■ **WHAT TO DO**
Omit the pictures and return every entry exactly as written.

■ **MATERIAL PROVIDED**
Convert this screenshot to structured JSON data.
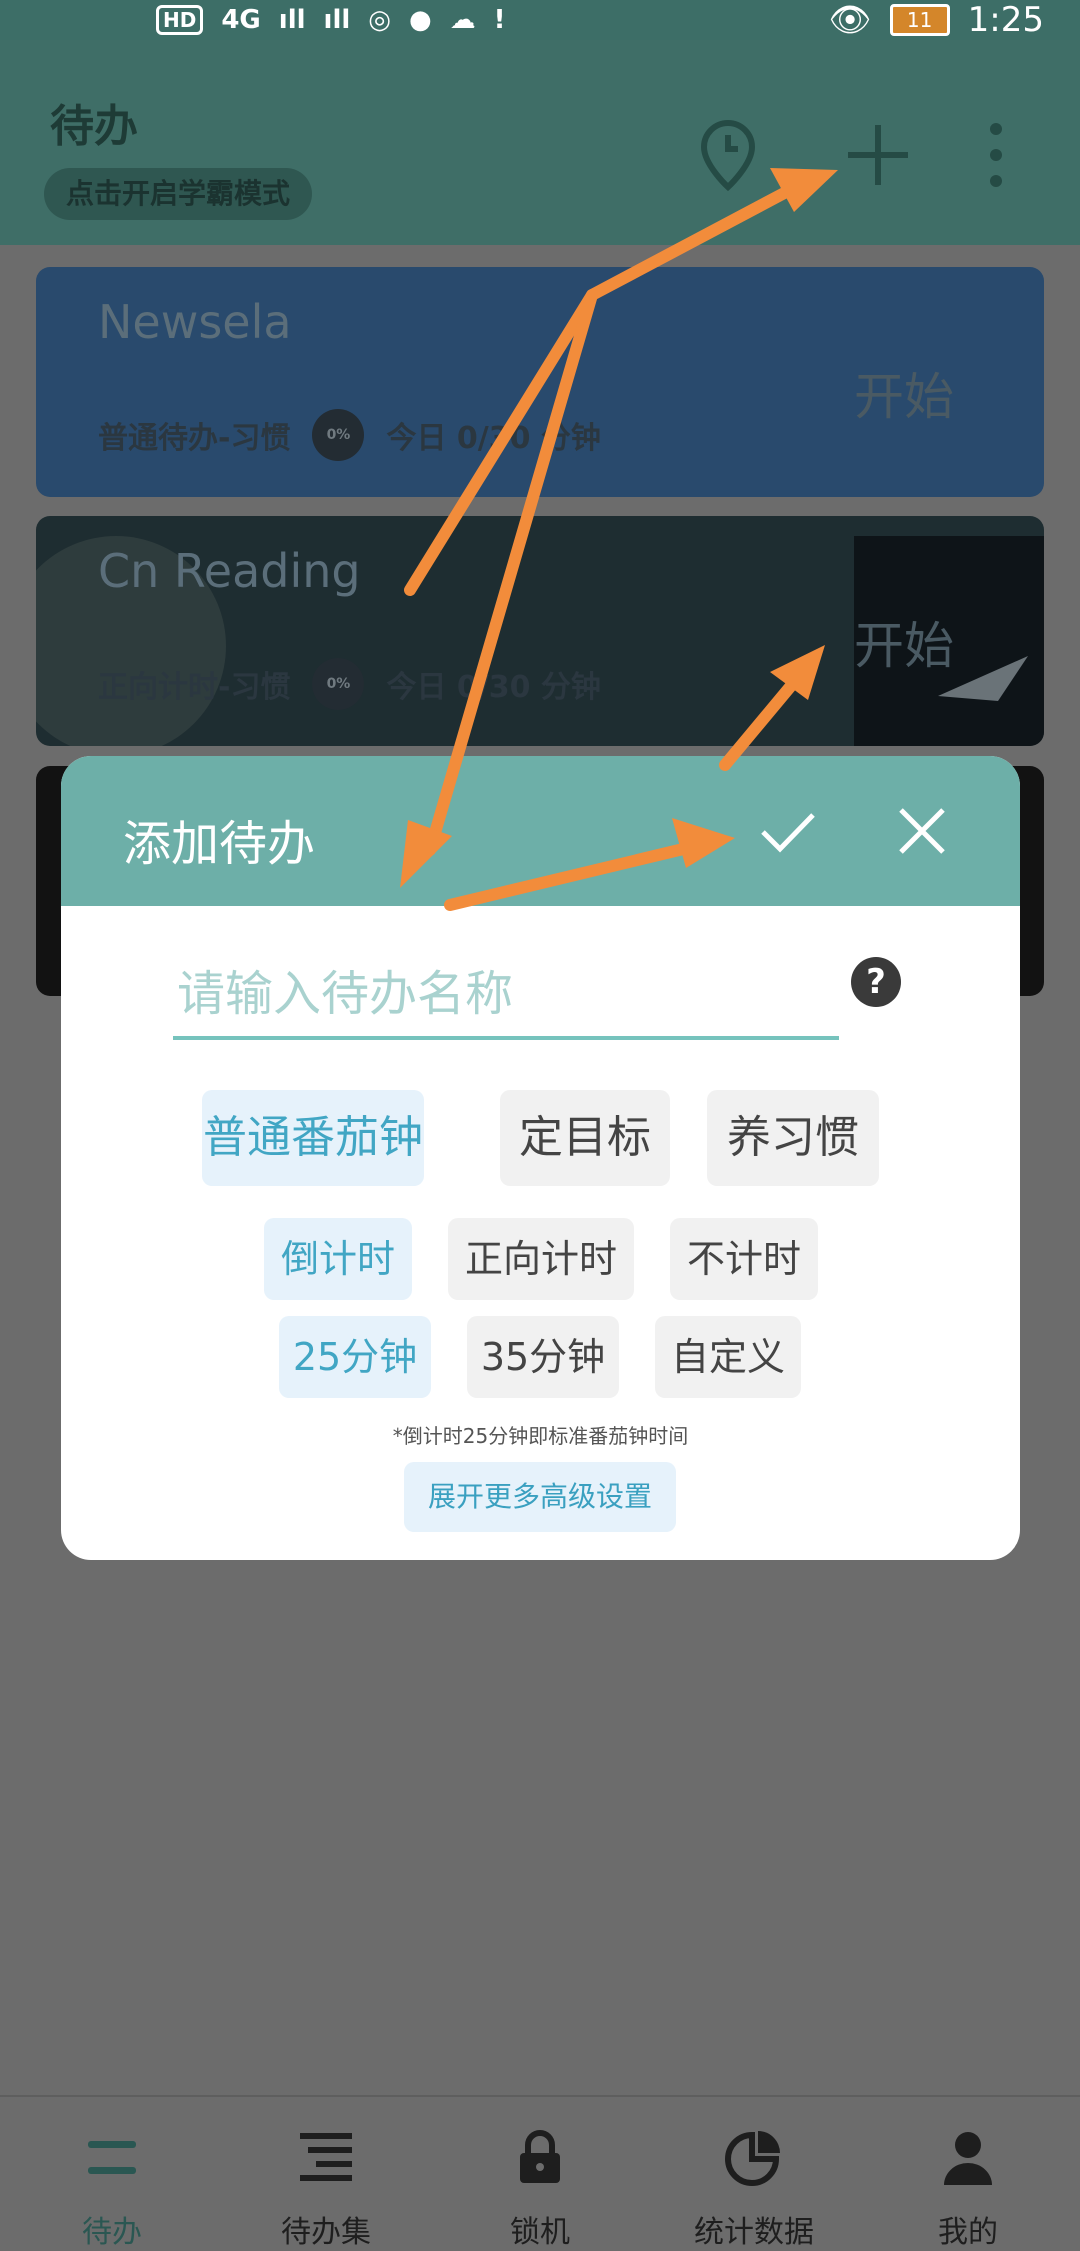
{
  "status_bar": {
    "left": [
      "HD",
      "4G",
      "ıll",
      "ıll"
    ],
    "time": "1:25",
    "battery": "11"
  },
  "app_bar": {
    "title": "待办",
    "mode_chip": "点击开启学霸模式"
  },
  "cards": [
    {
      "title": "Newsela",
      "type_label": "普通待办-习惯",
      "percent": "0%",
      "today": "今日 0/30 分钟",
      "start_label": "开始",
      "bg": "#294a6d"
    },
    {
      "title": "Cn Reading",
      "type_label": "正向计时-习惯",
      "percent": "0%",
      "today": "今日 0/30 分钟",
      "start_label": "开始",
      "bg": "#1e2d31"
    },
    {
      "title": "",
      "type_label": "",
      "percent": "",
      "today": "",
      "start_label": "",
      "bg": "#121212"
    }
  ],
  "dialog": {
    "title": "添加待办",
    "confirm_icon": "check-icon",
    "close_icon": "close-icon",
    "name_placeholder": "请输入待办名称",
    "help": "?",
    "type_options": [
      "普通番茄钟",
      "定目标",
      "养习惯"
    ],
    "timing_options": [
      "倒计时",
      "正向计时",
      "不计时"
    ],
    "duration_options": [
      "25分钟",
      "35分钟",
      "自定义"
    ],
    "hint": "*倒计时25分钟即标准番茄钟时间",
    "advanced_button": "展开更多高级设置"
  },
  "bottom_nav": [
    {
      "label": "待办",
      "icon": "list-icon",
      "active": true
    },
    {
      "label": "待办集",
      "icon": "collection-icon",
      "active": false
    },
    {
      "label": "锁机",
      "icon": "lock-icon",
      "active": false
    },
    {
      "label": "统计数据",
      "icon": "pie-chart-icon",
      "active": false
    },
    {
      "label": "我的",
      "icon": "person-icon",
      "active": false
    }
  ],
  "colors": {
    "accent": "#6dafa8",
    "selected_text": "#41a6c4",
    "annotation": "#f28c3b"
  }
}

■ **WRITTEN REPLY**
Convert this screenshot to structured JSON data.
{
  "status_bar": {
    "left": [
      "HD",
      "4G",
      "ıll",
      "ıll"
    ],
    "time": "1:25",
    "battery": "11"
  },
  "app_bar": {
    "title": "待办",
    "mode_chip": "点击开启学霸模式"
  },
  "cards": [
    {
      "title": "Newsela",
      "type_label": "普通待办-习惯",
      "percent": "0%",
      "today": "今日 0/30 分钟",
      "start_label": "开始",
      "bg": "#294a6d"
    },
    {
      "title": "Cn Reading",
      "type_label": "正向计时-习惯",
      "percent": "0%",
      "today": "今日 0/30 分钟",
      "start_label": "开始",
      "bg": "#1e2d31"
    },
    {
      "title": "",
      "type_label": "",
      "percent": "",
      "today": "",
      "start_label": "",
      "bg": "#121212"
    }
  ],
  "dialog": {
    "title": "添加待办",
    "confirm_icon": "check-icon",
    "close_icon": "close-icon",
    "name_placeholder": "请输入待办名称",
    "help": "?",
    "type_options": [
      "普通番茄钟",
      "定目标",
      "养习惯"
    ],
    "timing_options": [
      "倒计时",
      "正向计时",
      "不计时"
    ],
    "duration_options": [
      "25分钟",
      "35分钟",
      "自定义"
    ],
    "hint": "*倒计时25分钟即标准番茄钟时间",
    "advanced_button": "展开更多高级设置"
  },
  "bottom_nav": [
    {
      "label": "待办",
      "icon": "list-icon",
      "active": true
    },
    {
      "label": "待办集",
      "icon": "collection-icon",
      "active": false
    },
    {
      "label": "锁机",
      "icon": "lock-icon",
      "active": false
    },
    {
      "label": "统计数据",
      "icon": "pie-chart-icon",
      "active": false
    },
    {
      "label": "我的",
      "icon": "person-icon",
      "active": false
    }
  ],
  "colors": {
    "accent": "#6dafa8",
    "selected_text": "#41a6c4",
    "annotation": "#f28c3b"
  }
}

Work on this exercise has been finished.